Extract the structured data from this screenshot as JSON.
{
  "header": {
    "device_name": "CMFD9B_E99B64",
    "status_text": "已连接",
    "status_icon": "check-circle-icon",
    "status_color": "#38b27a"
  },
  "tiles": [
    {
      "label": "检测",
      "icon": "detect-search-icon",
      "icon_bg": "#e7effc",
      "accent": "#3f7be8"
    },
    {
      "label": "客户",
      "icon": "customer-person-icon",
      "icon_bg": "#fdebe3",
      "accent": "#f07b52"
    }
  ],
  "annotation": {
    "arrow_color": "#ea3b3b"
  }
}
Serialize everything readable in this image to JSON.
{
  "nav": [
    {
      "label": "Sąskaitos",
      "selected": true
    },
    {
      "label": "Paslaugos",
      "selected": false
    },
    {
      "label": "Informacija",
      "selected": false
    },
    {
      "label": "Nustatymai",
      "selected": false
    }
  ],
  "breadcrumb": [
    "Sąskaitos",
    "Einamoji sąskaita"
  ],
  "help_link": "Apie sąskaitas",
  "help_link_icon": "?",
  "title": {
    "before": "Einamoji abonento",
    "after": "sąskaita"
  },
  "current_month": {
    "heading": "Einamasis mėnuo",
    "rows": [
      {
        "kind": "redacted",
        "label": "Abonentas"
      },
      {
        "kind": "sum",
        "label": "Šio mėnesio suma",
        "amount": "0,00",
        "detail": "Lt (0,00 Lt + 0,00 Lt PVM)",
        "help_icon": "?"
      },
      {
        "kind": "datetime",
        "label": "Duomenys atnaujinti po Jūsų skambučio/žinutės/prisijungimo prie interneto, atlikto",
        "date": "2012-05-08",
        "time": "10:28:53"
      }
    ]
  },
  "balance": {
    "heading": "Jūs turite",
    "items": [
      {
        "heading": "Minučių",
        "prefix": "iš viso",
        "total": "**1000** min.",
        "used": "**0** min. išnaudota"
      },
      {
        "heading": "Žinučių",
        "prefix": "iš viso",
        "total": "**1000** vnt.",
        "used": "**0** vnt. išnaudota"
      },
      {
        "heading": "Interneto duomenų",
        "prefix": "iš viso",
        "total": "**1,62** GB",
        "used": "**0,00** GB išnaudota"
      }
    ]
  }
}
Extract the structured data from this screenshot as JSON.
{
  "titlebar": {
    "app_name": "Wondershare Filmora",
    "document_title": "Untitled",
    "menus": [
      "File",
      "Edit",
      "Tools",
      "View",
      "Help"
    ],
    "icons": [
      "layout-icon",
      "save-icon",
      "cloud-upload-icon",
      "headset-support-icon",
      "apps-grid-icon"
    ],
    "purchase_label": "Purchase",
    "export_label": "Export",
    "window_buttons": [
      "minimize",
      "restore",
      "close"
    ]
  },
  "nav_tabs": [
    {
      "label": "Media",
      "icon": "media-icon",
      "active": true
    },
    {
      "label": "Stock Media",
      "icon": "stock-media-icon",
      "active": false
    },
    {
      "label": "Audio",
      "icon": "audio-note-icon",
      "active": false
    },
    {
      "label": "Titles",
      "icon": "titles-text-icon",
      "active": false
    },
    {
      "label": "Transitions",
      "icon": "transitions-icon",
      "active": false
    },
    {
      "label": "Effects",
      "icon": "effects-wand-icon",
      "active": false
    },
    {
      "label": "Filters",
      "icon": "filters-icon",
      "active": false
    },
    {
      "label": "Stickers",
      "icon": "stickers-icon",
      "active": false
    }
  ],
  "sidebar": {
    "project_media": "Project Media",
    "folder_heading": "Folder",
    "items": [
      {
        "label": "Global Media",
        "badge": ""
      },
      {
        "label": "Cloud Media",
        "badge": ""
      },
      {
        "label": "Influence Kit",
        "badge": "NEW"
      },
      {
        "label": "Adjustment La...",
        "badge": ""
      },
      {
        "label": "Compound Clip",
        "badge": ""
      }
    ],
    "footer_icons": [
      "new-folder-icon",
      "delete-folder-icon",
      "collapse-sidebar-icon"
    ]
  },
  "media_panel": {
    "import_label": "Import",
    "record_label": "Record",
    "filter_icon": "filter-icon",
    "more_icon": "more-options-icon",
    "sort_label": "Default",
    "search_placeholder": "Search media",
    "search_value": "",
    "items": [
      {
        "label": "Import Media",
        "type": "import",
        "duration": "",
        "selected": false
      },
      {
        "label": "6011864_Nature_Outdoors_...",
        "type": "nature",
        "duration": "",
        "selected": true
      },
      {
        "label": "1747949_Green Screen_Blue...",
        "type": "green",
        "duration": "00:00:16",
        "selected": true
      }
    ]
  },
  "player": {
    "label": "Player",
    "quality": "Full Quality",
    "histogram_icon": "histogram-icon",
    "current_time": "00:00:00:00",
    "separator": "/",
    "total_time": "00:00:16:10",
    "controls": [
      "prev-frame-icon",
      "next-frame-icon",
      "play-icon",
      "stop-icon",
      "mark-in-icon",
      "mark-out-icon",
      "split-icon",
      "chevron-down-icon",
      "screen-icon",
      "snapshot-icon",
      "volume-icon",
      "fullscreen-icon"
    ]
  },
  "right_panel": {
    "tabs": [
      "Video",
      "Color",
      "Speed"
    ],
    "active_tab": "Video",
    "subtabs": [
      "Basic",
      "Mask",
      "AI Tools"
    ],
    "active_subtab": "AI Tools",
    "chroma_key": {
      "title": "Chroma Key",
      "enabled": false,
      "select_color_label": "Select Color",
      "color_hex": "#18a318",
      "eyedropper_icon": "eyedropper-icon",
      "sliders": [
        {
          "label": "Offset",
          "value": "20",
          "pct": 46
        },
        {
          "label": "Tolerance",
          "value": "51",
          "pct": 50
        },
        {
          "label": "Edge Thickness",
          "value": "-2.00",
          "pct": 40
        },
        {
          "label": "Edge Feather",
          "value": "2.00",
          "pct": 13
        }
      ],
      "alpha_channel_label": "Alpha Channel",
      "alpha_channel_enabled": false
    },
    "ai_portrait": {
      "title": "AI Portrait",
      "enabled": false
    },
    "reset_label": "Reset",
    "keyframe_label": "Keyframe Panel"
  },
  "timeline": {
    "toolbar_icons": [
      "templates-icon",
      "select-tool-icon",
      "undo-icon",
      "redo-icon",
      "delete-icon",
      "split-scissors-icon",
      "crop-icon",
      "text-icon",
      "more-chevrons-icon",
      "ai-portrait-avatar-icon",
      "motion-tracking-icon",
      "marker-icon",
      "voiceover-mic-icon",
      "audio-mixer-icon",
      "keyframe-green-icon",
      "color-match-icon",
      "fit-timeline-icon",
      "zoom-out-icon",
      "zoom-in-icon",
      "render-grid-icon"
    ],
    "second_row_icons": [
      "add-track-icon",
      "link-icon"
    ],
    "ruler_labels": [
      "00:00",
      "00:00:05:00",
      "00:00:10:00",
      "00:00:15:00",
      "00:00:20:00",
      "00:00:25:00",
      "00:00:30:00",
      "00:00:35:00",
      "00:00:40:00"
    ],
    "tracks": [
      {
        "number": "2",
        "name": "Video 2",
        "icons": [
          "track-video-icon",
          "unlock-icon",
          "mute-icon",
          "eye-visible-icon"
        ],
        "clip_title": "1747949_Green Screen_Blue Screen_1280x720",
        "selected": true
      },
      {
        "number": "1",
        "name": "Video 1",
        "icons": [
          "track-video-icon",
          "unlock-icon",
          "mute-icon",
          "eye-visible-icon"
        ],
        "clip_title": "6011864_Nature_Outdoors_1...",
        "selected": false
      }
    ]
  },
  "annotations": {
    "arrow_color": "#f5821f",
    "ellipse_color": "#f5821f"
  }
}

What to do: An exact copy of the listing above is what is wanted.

Task solution:
Extract the structured data from this screenshot as JSON.
{
  "header": {
    "device_name": "CMFD9B_E99B64",
    "status_text": "已连接",
    "status_icon": "check-circle-icon",
    "status_color": "#38b27a"
  },
  "tiles": [
    {
      "label": "检测",
      "icon": "detect-search-icon",
      "icon_bg": "#e7effc",
      "accent": "#3f7be8"
    },
    {
      "label": "客户",
      "icon": "customer-person-icon",
      "icon_bg": "#fdebe3",
      "accent": "#f07b52"
    }
  ],
  "annotation": {
    "arrow_color": "#ea3b3b"
  }
}
Serialize everything readable in this image to JSON.
{
  "nav": [
    {
      "label": "Sąskaitos",
      "selected": true
    },
    {
      "label": "Paslaugos",
      "selected": false
    },
    {
      "label": "Informacija",
      "selected": false
    },
    {
      "label": "Nustatymai",
      "selected": false
    }
  ],
  "breadcrumb": [
    "Sąskaitos",
    "Einamoji sąskaita"
  ],
  "help_link": "Apie sąskaitas",
  "help_link_icon": "?",
  "title": {
    "before": "Einamoji abonento",
    "after": "sąskaita"
  },
  "current_month": {
    "heading": "Einamasis mėnuo",
    "rows": [
      {
        "kind": "redacted",
        "label": "Abonentas"
      },
      {
        "kind": "sum",
        "label": "Šio mėnesio suma",
        "amount": "0,00",
        "detail": "Lt (0,00 Lt + 0,00 Lt PVM)",
        "help_icon": "?"
      },
      {
        "kind": "datetime",
        "label": "Duomenys atnaujinti po Jūsų skambučio/žinutės/prisijungimo prie interneto, atlikto",
        "date": "2012-05-08",
        "time": "10:28:53"
      }
    ]
  },
  "balance": {
    "heading": "Jūs turite",
    "items": [
      {
        "heading": "Minučių",
        "prefix": "iš viso",
        "total": "**1000** min.",
        "used": "**0** min. išnaudota"
      },
      {
        "heading": "Žinučių",
        "prefix": "iš viso",
        "total": "**1000** vnt.",
        "used": "**0** vnt. išnaudota"
      },
      {
        "heading": "Interneto duomenų",
        "prefix": "iš viso",
        "total": "**1,62** GB",
        "used": "**0,00** GB išnaudota"
      }
    ]
  }
}
Extract the structured data from this screenshot as JSON.
{
  "titlebar": {
    "app_name": "Wondershare Filmora",
    "document_title": "Untitled",
    "menus": [
      "File",
      "Edit",
      "Tools",
      "View",
      "Help"
    ],
    "icons": [
      "layout-icon",
      "save-icon",
      "cloud-upload-icon",
      "headset-support-icon",
      "apps-grid-icon"
    ],
    "purchase_label": "Purchase",
    "export_label": "Export",
    "window_buttons": [
      "minimize",
      "restore",
      "close"
    ]
  },
  "nav_tabs": [
    {
      "label": "Media",
      "icon": "media-icon",
      "active": true
    },
    {
      "label": "Stock Media",
      "icon": "stock-media-icon",
      "active": false
    },
    {
      "label": "Audio",
      "icon": "audio-note-icon",
      "active": false
    },
    {
      "label": "Titles",
      "icon": "titles-text-icon",
      "active": false
    },
    {
      "label": "Transitions",
      "icon": "transitions-icon",
      "active": false
    },
    {
      "label": "Effects",
      "icon": "effects-wand-icon",
      "active": false
    },
    {
      "label": "Filters",
      "icon": "filters-icon",
      "active": false
    },
    {
      "label": "Stickers",
      "icon": "stickers-icon",
      "active": false
    }
  ],
  "sidebar": {
    "project_media": "Project Media",
    "folder_heading": "Folder",
    "items": [
      {
        "label": "Global Media",
        "badge": ""
      },
      {
        "label": "Cloud Media",
        "badge": ""
      },
      {
        "label": "Influence Kit",
        "badge": "NEW"
      },
      {
        "label": "Adjustment La...",
        "badge": ""
      },
      {
        "label": "Compound Clip",
        "badge": ""
      }
    ],
    "footer_icons": [
      "new-folder-icon",
      "delete-folder-icon",
      "collapse-sidebar-icon"
    ]
  },
  "media_panel": {
    "import_label": "Import",
    "record_label": "Record",
    "filter_icon": "filter-icon",
    "more_icon": "more-options-icon",
    "sort_label": "Default",
    "search_placeholder": "Search media",
    "search_value": "",
    "items": [
      {
        "label": "Import Media",
        "type": "import",
        "duration": "",
        "selected": false
      },
      {
        "label": "6011864_Nature_Outdoors_...",
        "type": "nature",
        "duration": "",
        "selected": true
      },
      {
        "label": "1747949_Green Screen_Blue...",
        "type": "green",
        "duration": "00:00:16",
        "selected": true
      }
    ]
  },
  "player": {
    "label": "Player",
    "quality": "Full Quality",
    "histogram_icon": "histogram-icon",
    "current_time": "00:00:00:00",
    "separator": "/",
    "total_time": "00:00:16:10",
    "controls": [
      "prev-frame-icon",
      "next-frame-icon",
      "play-icon",
      "stop-icon",
      "mark-in-icon",
      "mark-out-icon",
      "split-icon",
      "chevron-down-icon",
      "screen-icon",
      "snapshot-icon",
      "volume-icon",
      "fullscreen-icon"
    ]
  },
  "right_panel": {
    "tabs": [
      "Video",
      "Color",
      "Speed"
    ],
    "active_tab": "Video",
    "subtabs": [
      "Basic",
      "Mask",
      "AI Tools"
    ],
    "active_subtab": "AI Tools",
    "chroma_key": {
      "title": "Chroma Key",
      "enabled": false,
      "select_color_label": "Select Color",
      "color_hex": "#18a318",
      "eyedropper_icon": "eyedropper-icon",
      "sliders": [
        {
          "label": "Offset",
          "value": "20",
          "pct": 46
        },
        {
          "label": "Tolerance",
          "value": "51",
          "pct": 50
        },
        {
          "label": "Edge Thickness",
          "value": "-2.00",
          "pct": 40
        },
        {
          "label": "Edge Feather",
          "value": "2.00",
          "pct": 13
        }
      ],
      "alpha_channel_label": "Alpha Channel",
      "alpha_channel_enabled": false
    },
    "ai_portrait": {
      "title": "AI Portrait",
      "enabled": false
    },
    "reset_label": "Reset",
    "keyframe_label": "Keyframe Panel"
  },
  "timeline": {
    "toolbar_icons": [
      "templates-icon",
      "select-tool-icon",
      "undo-icon",
      "redo-icon",
      "delete-icon",
      "split-scissors-icon",
      "crop-icon",
      "text-icon",
      "more-chevrons-icon",
      "ai-portrait-avatar-icon",
      "motion-tracking-icon",
      "marker-icon",
      "voiceover-mic-icon",
      "audio-mixer-icon",
      "keyframe-green-icon",
      "color-match-icon",
      "fit-timeline-icon",
      "zoom-out-icon",
      "zoom-in-icon",
      "render-grid-icon"
    ],
    "second_row_icons": [
      "add-track-icon",
      "link-icon"
    ],
    "ruler_labels": [
      "00:00",
      "00:00:05:00",
      "00:00:10:00",
      "00:00:15:00",
      "00:00:20:00",
      "00:00:25:00",
      "00:00:30:00",
      "00:00:35:00",
      "00:00:40:00"
    ],
    "tracks": [
      {
        "number": "2",
        "name": "Video 2",
        "icons": [
          "track-video-icon",
          "unlock-icon",
          "mute-icon",
          "eye-visible-icon"
        ],
        "clip_title": "1747949_Green Screen_Blue Screen_1280x720",
        "selected": true
      },
      {
        "number": "1",
        "name": "Video 1",
        "icons": [
          "track-video-icon",
          "unlock-icon",
          "mute-icon",
          "eye-visible-icon"
        ],
        "clip_title": "6011864_Nature_Outdoors_1...",
        "selected": false
      }
    ]
  },
  "annotations": {
    "arrow_color": "#f5821f",
    "ellipse_color": "#f5821f"
  }
}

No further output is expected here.